Problem>
Match the string "shorts" against each line below, and copy every line that matches.

Records shown>
--- START ---

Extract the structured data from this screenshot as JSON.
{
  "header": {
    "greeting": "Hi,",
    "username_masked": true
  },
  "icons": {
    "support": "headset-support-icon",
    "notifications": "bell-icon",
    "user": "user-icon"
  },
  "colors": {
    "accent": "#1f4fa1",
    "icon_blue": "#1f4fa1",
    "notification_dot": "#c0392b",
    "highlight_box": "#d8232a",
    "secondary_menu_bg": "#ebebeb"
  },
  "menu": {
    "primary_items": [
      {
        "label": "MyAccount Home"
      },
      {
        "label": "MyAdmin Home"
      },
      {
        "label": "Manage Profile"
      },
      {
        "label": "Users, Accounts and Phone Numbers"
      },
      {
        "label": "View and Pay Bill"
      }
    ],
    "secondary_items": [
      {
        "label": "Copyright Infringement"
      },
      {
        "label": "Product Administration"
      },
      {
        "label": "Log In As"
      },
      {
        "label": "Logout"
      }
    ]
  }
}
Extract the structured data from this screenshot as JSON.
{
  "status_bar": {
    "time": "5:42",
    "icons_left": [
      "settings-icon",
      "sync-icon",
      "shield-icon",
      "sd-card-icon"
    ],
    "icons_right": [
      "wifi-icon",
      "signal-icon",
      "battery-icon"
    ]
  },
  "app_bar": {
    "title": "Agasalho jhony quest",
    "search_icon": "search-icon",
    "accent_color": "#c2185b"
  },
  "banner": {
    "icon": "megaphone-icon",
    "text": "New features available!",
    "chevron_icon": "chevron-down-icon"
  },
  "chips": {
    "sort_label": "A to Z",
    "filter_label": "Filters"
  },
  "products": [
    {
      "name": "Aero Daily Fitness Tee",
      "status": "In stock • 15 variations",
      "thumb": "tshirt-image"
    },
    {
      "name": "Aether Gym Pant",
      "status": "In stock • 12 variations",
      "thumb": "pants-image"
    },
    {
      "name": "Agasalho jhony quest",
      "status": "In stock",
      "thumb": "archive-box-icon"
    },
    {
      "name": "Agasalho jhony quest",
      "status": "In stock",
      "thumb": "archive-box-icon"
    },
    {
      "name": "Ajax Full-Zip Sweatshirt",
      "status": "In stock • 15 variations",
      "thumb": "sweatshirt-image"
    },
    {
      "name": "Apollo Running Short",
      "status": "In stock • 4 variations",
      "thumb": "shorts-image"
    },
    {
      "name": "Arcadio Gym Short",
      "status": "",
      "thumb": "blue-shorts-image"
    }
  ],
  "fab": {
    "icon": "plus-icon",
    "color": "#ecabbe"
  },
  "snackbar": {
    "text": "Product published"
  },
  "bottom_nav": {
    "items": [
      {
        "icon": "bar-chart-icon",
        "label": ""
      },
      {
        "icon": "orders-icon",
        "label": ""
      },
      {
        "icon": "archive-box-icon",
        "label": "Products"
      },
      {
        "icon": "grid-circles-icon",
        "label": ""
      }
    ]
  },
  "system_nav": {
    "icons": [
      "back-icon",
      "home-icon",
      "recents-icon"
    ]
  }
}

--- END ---

Exercise response>
      "thumb": "shorts-image"
      "thumb": "blue-shorts-image"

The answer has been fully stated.